"He is a gigantic, immense child, with a friendly face and a sad gaze," the voice says. "His high, dark, extremely intelligent and big eyes rarely hold still. They almost come out of their sockets because of their swollen and protuberant eyelids — like a toad's. They allow his gaze to take in a much wider visual field, as if they were built especially for a painter of large spaces and crowds."
The speaker is thought to be Kahlo because she's introduced as the female painter "who no longer exists." (Kahlo died in 1954 at age 47.) Researchers are analyzing the tape to confirm it's Kahlo, and they plan to search the archives in hopes of finding other potential recordings of the artist, whose voice was once described as "melodious and warm" by Gisèle Freund, a French photographer and friend of Kahlo.
"Melodious and warm" — or however you'd describe the voice in the recording — seems at odds with Kahlo's painting style, which is often described as brooding and painful.
"I was expecting something slow and pained, dark and moody," Waldemar Januszczak, a British art critic, told The New York Times. "Instead, she's as chirpy as a schoolgirl reading her mum a poem. . . Where did all the angst go? So much younger and happier than anyone would have thought."

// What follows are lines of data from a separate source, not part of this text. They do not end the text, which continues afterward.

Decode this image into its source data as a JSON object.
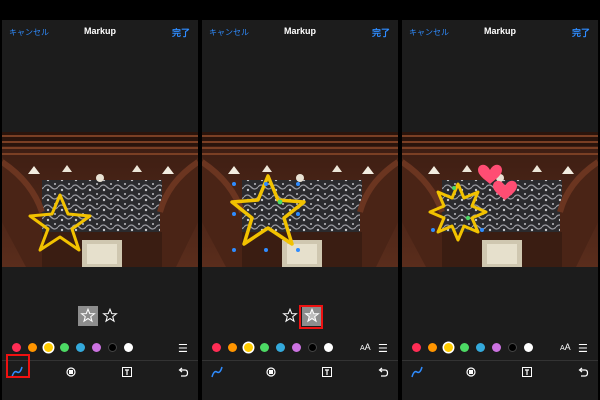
{
  "header": {
    "cancel_label": "キャンセル",
    "title": "Markup",
    "done_label": "完了"
  },
  "palette": {
    "colors": [
      "#ff2d55",
      "#ff9500",
      "#ffcc00",
      "#4cd964",
      "#34aadc",
      "#cc73e1",
      "#000000",
      "#ffffff"
    ],
    "selected": "#ffcc00"
  },
  "icons": {
    "star_outline": "star-outline-icon",
    "star_filled": "star-filled-icon",
    "menu": "menu-icon",
    "text_size": "text-size-icon",
    "pen": "pen-icon",
    "magnifier": "magnifier-icon",
    "text_box": "text-box-icon",
    "undo": "undo-icon"
  },
  "text_size_label": "A",
  "screens": [
    {
      "selected_shape": "star-outline",
      "highlight": "pen-tool"
    },
    {
      "selected_shape": "star-filled",
      "highlight": "star-filled"
    },
    {
      "selected_shape": "none",
      "highlight": "none"
    }
  ],
  "colors": {
    "accent": "#2f8cff",
    "highlight": "#ee1111",
    "star": "#f2c200",
    "heart": "#ff4d73"
  }
}
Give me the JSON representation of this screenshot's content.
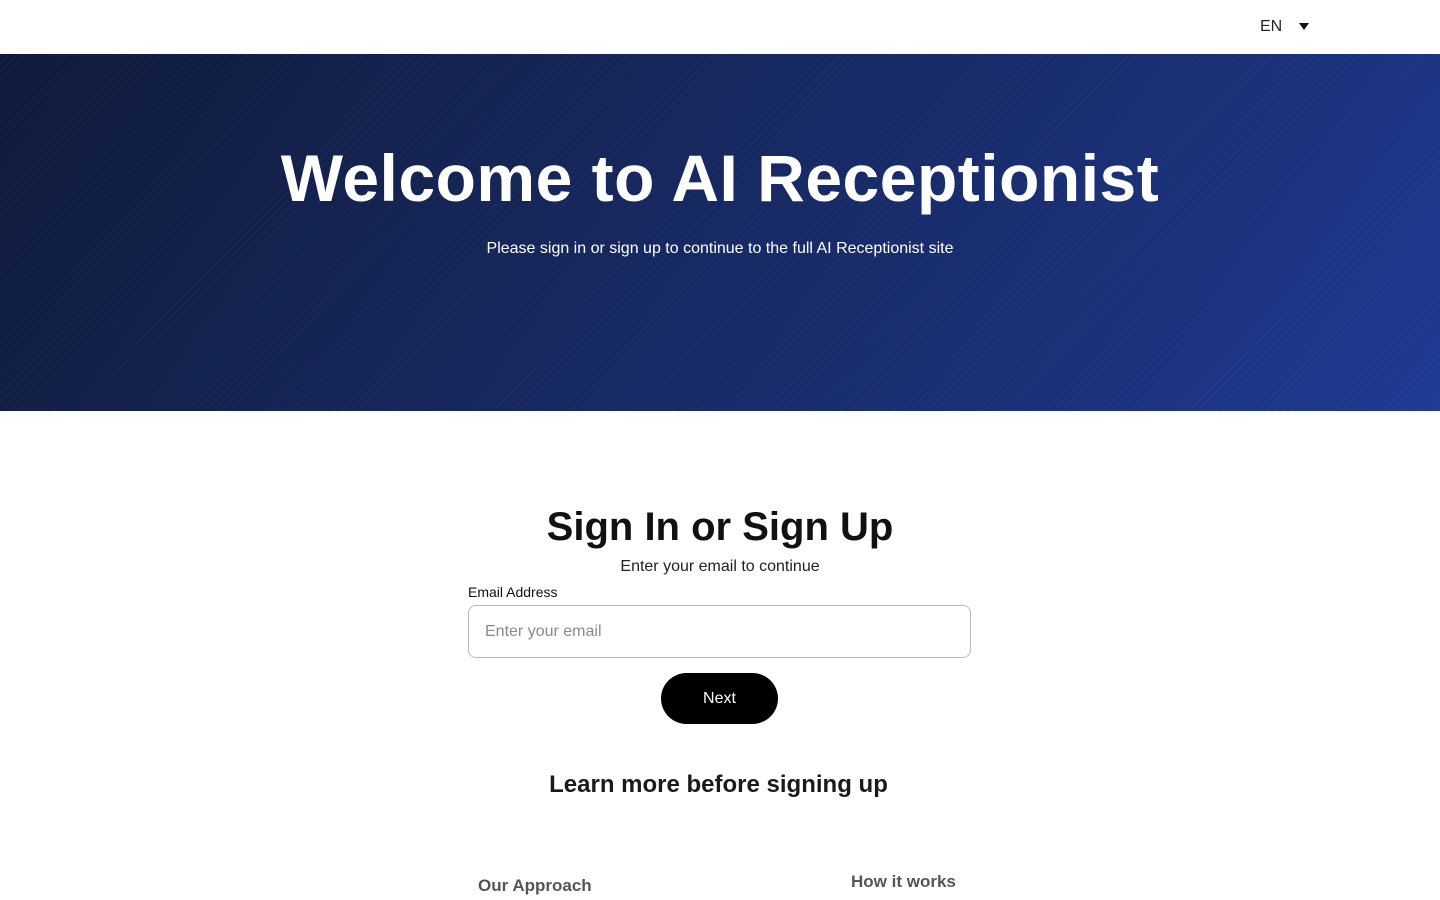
{
  "header": {
    "language": {
      "selected": "EN",
      "icon": "caret-down-icon"
    }
  },
  "hero": {
    "title": "Welcome to AI Receptionist",
    "subtitle": "Please sign in or sign up to continue to the full AI Receptionist site",
    "gradient_colors": [
      "#0e1a3a",
      "#1e3a92"
    ]
  },
  "auth": {
    "heading": "Sign In or Sign Up",
    "subheading": "Enter your email to continue",
    "email_label": "Email Address",
    "email_value": "",
    "email_placeholder": "Enter your email",
    "next_label": "Next",
    "button_color": "#000000"
  },
  "learn_more": {
    "heading": "Learn more before signing up",
    "links": [
      {
        "label": "Our Approach"
      },
      {
        "label": "How it works"
      }
    ]
  }
}
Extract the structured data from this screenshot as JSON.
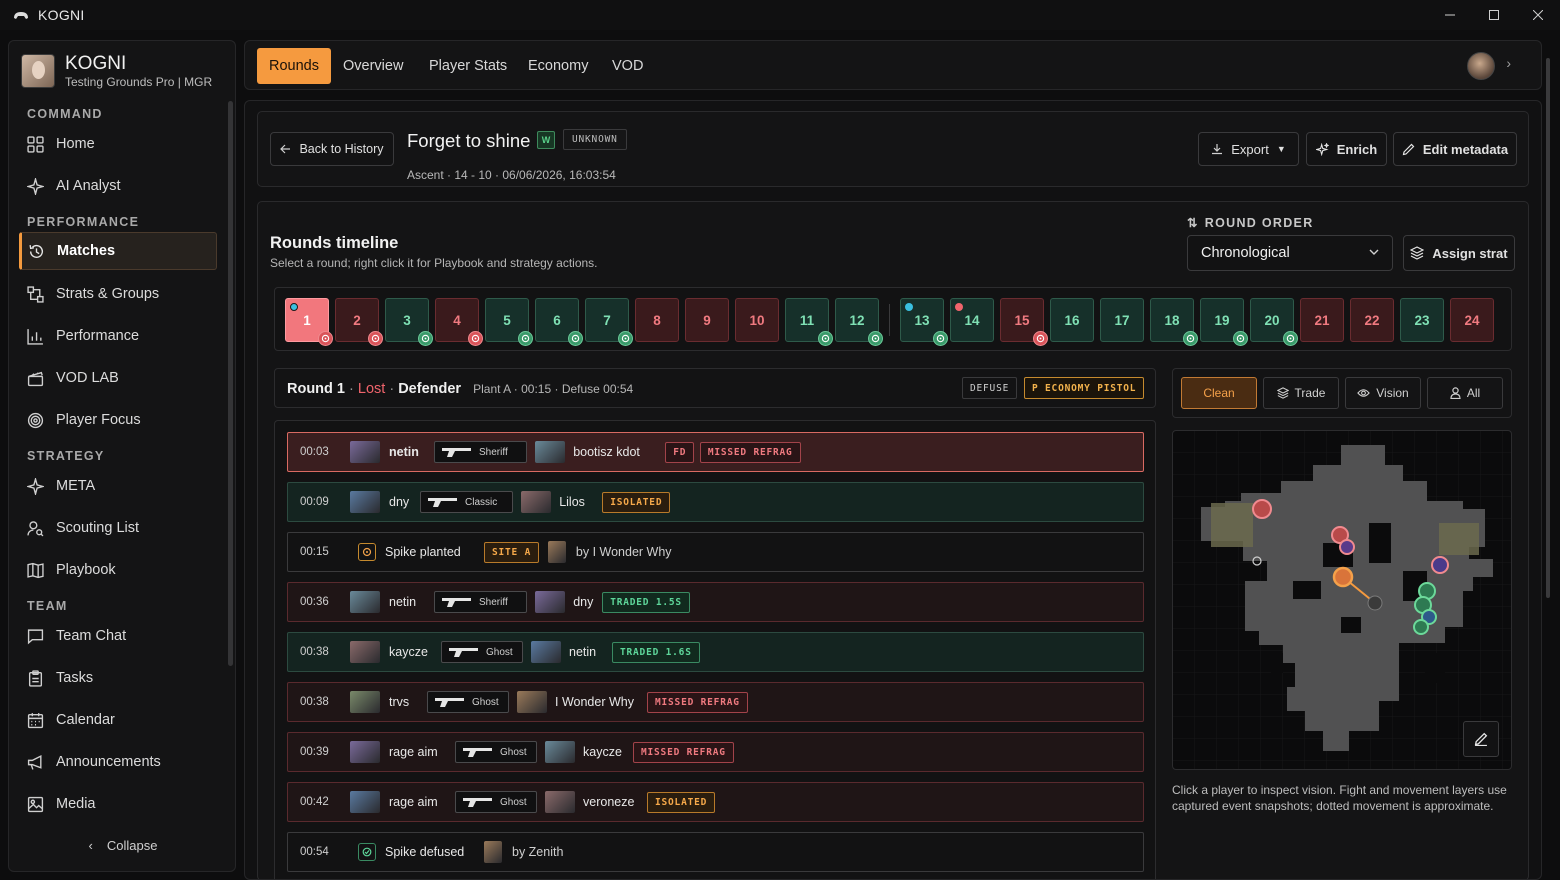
{
  "window": {
    "title": "KOGNI"
  },
  "profile": {
    "name": "KOGNI",
    "subtitle": "Testing Grounds Pro | MGR"
  },
  "nav": {
    "sections": [
      "COMMAND",
      "PERFORMANCE",
      "STRATEGY",
      "TEAM"
    ],
    "items": [
      {
        "label": "Home",
        "icon": "grid-icon"
      },
      {
        "label": "AI Analyst",
        "icon": "sparkle-icon"
      },
      {
        "label": "Matches",
        "icon": "history-icon",
        "active": true
      },
      {
        "label": "Strats & Groups",
        "icon": "strats-icon"
      },
      {
        "label": "Performance",
        "icon": "bar-chart-icon"
      },
      {
        "label": "VOD LAB",
        "icon": "clapper-icon"
      },
      {
        "label": "Player Focus",
        "icon": "target-icon"
      },
      {
        "label": "META",
        "icon": "sparkle-icon"
      },
      {
        "label": "Scouting List",
        "icon": "user-search-icon"
      },
      {
        "label": "Playbook",
        "icon": "book-icon"
      },
      {
        "label": "Team Chat",
        "icon": "chat-icon"
      },
      {
        "label": "Tasks",
        "icon": "clipboard-icon"
      },
      {
        "label": "Calendar",
        "icon": "calendar-icon"
      },
      {
        "label": "Announcements",
        "icon": "megaphone-icon"
      },
      {
        "label": "Media",
        "icon": "image-icon"
      }
    ],
    "collapse_label": "Collapse"
  },
  "tabs": [
    {
      "label": "Rounds",
      "active": true
    },
    {
      "label": "Overview"
    },
    {
      "label": "Player Stats"
    },
    {
      "label": "Economy"
    },
    {
      "label": "VOD"
    }
  ],
  "match": {
    "back_label": "Back to History",
    "title": "Forget to shine",
    "result_badge": "W",
    "status_badge": "UNKNOWN",
    "meta": "Ascent · 14 - 10 · 06/06/2026, 16:03:54",
    "export_label": "Export",
    "enrich_label": "Enrich",
    "edit_label": "Edit metadata"
  },
  "timeline": {
    "title": "Rounds timeline",
    "subtitle": "Select a round; right click it for Playbook and strategy actions.",
    "order_label": "ROUND ORDER",
    "order_value": "Chronological",
    "assign_label": "Assign strat",
    "rounds": [
      {
        "n": "1",
        "result": "loss",
        "selected": true,
        "icon": "red",
        "dot": "cyan"
      },
      {
        "n": "2",
        "result": "loss",
        "icon": "red"
      },
      {
        "n": "3",
        "result": "win",
        "icon": "green"
      },
      {
        "n": "4",
        "result": "loss",
        "icon": "red"
      },
      {
        "n": "5",
        "result": "win",
        "icon": "green"
      },
      {
        "n": "6",
        "result": "win",
        "icon": "green"
      },
      {
        "n": "7",
        "result": "win",
        "icon": "green"
      },
      {
        "n": "8",
        "result": "loss"
      },
      {
        "n": "9",
        "result": "loss"
      },
      {
        "n": "10",
        "result": "loss"
      },
      {
        "n": "11",
        "result": "win",
        "icon": "green"
      },
      {
        "n": "12",
        "result": "win",
        "icon": "green"
      },
      {
        "n": "13",
        "result": "win",
        "icon": "green",
        "dot": "cyan"
      },
      {
        "n": "14",
        "result": "win",
        "dot": "red"
      },
      {
        "n": "15",
        "result": "loss",
        "icon": "red"
      },
      {
        "n": "16",
        "result": "win"
      },
      {
        "n": "17",
        "result": "win"
      },
      {
        "n": "18",
        "result": "win",
        "icon": "green"
      },
      {
        "n": "19",
        "result": "win",
        "icon": "green"
      },
      {
        "n": "20",
        "result": "win",
        "icon": "green"
      },
      {
        "n": "21",
        "result": "loss"
      },
      {
        "n": "22",
        "result": "loss"
      },
      {
        "n": "23",
        "result": "win"
      },
      {
        "n": "24",
        "result": "loss"
      }
    ]
  },
  "round": {
    "title": "Round 1",
    "result": "Lost",
    "side": "Defender",
    "details": "Plant A · 00:15 · Defuse 00:54",
    "tag_defuse": "DEFUSE",
    "tag_economy": "P ECONOMY PISTOL"
  },
  "events": [
    {
      "time": "00:03",
      "killer": "netin",
      "weapon": "Sheriff",
      "victim": "bootisz kdot",
      "tags": [
        {
          "t": "FD",
          "c": "red"
        },
        {
          "t": "MISSED REFRAG",
          "c": "red"
        }
      ],
      "style": "sel"
    },
    {
      "time": "00:09",
      "killer": "dny",
      "weapon": "Classic",
      "victim": "Lilos",
      "tags": [
        {
          "t": "ISOLATED",
          "c": "orange"
        }
      ],
      "style": "kill-green"
    },
    {
      "time": "00:15",
      "type": "plant",
      "text": "Spike planted",
      "site": "SITE A",
      "by": "by I Wonder Why"
    },
    {
      "time": "00:36",
      "killer": "netin",
      "weapon": "Sheriff",
      "victim": "dny",
      "tags": [
        {
          "t": "TRADED 1.5S",
          "c": "green"
        }
      ],
      "style": "kill-red"
    },
    {
      "time": "00:38",
      "killer": "kaycze",
      "weapon": "Ghost",
      "victim": "netin",
      "tags": [
        {
          "t": "TRADED 1.6S",
          "c": "green"
        }
      ],
      "style": "kill-green"
    },
    {
      "time": "00:38",
      "killer": "trvs",
      "weapon": "Ghost",
      "victim": "I Wonder Why",
      "tags": [
        {
          "t": "MISSED REFRAG",
          "c": "red"
        }
      ],
      "style": "kill-red"
    },
    {
      "time": "00:39",
      "killer": "rage aim",
      "weapon": "Ghost",
      "victim": "kaycze",
      "tags": [
        {
          "t": "MISSED REFRAG",
          "c": "red"
        }
      ],
      "style": "kill-red"
    },
    {
      "time": "00:42",
      "killer": "rage aim",
      "weapon": "Ghost",
      "victim": "veroneze",
      "tags": [
        {
          "t": "ISOLATED",
          "c": "orange"
        }
      ],
      "style": "kill-red"
    },
    {
      "time": "00:54",
      "type": "defuse",
      "text": "Spike defused",
      "by": "by Zenith"
    }
  ],
  "filters": [
    {
      "label": "Clean",
      "active": true
    },
    {
      "label": "Trade",
      "icon": "layers-icon"
    },
    {
      "label": "Vision",
      "icon": "eye-icon"
    },
    {
      "label": "All",
      "icon": "user-icon"
    }
  ],
  "map_note": "Click a player to inspect vision. Fight and movement layers use captured event snapshots; dotted movement is approximate.",
  "colors": {
    "accent": "#f59a3f",
    "win": "#7fe0b4",
    "loss": "#f07a80"
  }
}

"Girl with Death Mask" [Niña con máscara de calavera] by Frida Kahlo
Kahlo is still celebrated today because her work viscerally challenged 20th-century conventions of gender, class, and sexuality. As Mexico's Culture Minister Alejandra Frausto said, she remains "one of the most iconic cultural personalities there is."
Experts say two emerging meat alternatives will challenge the conventional meat industry.
- "Novel vegan meat alternatives" and cultured meat will likely become competitors to traditional meat products, the report says.
- The report was conducted by the consulting firm A.T. Kearney and was based on expert interviews.
- Cultured meat isn't yet on the market, but could be by 2021.
Stephen Johnson is a St. Louis-based writer whose work has appeared in U.S. News & World Report, The Huffington Post, Eleven Magazine, Cheapism, Vox Magazine, The Missourian and other publications.